◆ What you are asked to do: Among the lines of the records below, copy those that hold the word "statement".

[Component data from apps and pages]
┏━━
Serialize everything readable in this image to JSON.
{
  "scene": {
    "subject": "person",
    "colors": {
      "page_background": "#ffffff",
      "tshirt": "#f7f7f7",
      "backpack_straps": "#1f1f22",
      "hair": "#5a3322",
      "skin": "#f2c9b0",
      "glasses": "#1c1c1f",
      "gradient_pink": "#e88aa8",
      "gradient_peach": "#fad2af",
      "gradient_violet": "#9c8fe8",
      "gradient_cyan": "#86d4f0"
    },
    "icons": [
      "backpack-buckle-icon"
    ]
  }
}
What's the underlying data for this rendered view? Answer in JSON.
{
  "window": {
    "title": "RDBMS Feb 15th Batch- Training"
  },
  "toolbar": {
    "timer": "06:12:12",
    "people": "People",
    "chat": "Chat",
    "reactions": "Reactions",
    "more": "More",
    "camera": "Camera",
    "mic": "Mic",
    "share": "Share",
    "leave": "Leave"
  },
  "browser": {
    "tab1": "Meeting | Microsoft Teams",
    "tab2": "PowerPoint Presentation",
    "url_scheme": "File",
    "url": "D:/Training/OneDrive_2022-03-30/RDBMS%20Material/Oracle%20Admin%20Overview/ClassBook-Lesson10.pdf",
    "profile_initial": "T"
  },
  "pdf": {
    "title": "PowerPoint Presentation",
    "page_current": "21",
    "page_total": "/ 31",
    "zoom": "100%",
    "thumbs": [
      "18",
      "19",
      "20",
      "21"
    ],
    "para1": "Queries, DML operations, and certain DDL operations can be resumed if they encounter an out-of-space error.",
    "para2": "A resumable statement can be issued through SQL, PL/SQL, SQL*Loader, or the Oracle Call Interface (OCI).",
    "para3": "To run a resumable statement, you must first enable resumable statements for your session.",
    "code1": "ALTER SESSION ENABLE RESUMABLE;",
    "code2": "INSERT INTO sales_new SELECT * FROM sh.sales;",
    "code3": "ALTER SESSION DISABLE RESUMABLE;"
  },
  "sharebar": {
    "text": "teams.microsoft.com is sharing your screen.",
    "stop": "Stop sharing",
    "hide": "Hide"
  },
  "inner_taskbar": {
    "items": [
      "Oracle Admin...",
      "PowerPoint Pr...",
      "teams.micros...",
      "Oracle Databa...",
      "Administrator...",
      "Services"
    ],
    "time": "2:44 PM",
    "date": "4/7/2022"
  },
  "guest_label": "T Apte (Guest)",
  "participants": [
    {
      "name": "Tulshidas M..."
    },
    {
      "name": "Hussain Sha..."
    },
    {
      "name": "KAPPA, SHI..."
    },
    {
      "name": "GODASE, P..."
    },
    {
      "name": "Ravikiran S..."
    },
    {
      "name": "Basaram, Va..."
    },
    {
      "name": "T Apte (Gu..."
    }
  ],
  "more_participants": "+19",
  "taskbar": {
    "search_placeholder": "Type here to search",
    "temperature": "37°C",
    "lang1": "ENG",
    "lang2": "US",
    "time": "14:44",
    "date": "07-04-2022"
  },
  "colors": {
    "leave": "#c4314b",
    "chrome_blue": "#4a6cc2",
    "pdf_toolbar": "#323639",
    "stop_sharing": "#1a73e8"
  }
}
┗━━
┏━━
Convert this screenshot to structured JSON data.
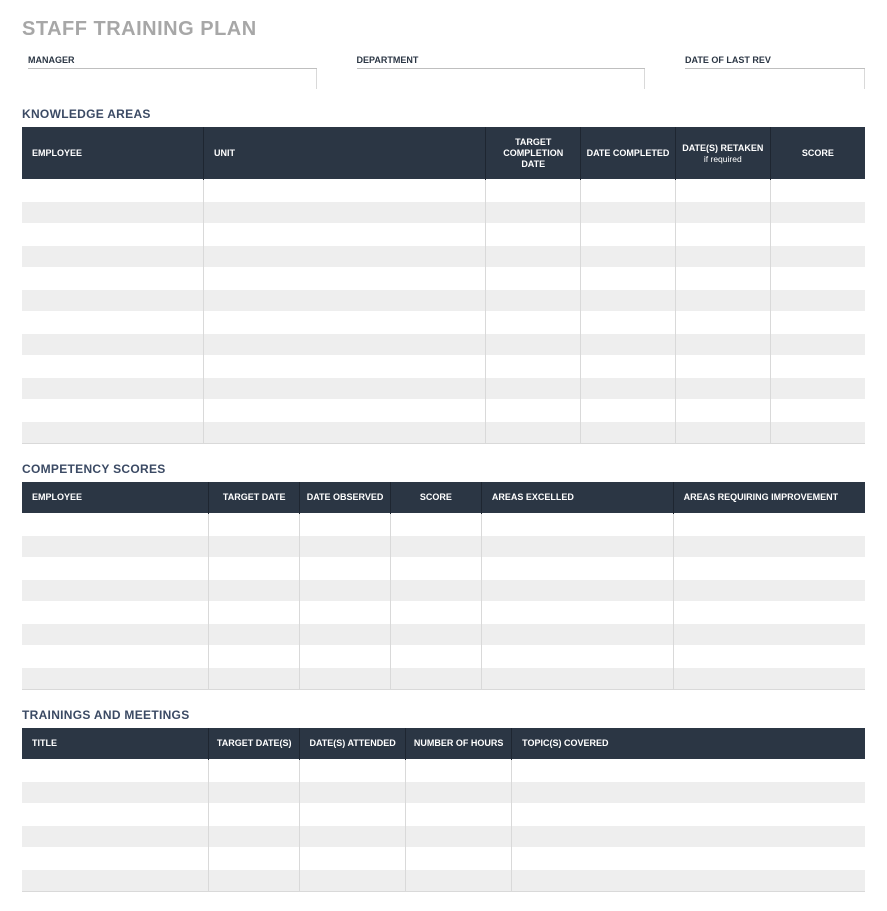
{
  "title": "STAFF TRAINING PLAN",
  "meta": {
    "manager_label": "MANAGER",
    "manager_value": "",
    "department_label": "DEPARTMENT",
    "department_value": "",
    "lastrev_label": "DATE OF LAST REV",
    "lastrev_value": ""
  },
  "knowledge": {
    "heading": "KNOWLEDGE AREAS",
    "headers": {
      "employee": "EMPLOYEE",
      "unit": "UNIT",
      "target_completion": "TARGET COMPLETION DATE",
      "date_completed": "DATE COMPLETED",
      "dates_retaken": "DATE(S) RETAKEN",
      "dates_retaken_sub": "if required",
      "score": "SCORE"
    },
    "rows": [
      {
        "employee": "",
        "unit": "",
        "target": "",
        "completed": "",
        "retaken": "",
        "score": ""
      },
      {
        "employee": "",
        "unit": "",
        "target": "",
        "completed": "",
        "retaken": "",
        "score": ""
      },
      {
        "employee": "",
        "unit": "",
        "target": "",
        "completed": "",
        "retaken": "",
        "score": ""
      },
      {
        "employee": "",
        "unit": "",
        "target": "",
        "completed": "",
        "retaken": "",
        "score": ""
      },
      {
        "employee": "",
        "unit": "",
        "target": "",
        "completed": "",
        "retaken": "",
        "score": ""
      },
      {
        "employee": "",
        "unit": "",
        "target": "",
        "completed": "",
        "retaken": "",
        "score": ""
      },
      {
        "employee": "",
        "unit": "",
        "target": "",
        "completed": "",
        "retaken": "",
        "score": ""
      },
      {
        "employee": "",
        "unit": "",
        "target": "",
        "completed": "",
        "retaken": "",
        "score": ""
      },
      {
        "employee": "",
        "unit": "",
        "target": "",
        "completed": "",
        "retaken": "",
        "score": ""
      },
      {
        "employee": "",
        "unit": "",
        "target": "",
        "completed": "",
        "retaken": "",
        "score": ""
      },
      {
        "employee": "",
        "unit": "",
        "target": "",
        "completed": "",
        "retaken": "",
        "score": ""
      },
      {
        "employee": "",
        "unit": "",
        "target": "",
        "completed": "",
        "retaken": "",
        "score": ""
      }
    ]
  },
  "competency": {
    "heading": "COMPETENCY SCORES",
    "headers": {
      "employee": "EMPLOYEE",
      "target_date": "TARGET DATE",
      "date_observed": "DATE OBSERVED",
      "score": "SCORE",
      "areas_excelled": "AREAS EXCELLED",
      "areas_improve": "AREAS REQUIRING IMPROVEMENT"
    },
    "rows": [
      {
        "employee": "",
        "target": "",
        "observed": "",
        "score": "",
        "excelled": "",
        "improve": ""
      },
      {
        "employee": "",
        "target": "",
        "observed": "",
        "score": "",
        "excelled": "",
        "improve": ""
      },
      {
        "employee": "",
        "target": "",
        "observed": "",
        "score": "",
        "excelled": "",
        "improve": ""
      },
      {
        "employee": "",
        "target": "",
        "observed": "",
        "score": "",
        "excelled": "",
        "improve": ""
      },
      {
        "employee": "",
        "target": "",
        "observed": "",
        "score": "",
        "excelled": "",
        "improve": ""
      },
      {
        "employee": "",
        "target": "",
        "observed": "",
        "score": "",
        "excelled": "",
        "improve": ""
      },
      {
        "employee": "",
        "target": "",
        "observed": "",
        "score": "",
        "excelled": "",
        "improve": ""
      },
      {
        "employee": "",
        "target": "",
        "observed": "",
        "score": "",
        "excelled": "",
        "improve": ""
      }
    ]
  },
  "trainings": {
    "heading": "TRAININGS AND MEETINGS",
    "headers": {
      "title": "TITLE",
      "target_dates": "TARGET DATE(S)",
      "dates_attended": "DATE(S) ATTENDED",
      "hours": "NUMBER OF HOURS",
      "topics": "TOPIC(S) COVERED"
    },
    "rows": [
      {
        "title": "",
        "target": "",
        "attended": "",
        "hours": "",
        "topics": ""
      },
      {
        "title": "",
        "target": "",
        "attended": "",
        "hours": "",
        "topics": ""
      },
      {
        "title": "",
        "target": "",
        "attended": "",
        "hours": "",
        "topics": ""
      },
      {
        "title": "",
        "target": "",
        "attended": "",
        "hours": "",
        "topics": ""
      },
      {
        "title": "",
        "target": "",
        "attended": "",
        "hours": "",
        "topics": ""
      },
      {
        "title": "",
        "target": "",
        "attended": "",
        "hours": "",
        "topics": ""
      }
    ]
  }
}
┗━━
◆ Result of the exercise:
    "para2": "A resumable statement can be issued through SQL, PL/SQL, SQL*Loader, or the Oracle Call Interface (OCI).",
    "para3": "To run a resumable statement, you must first enable resumable statements for your session.",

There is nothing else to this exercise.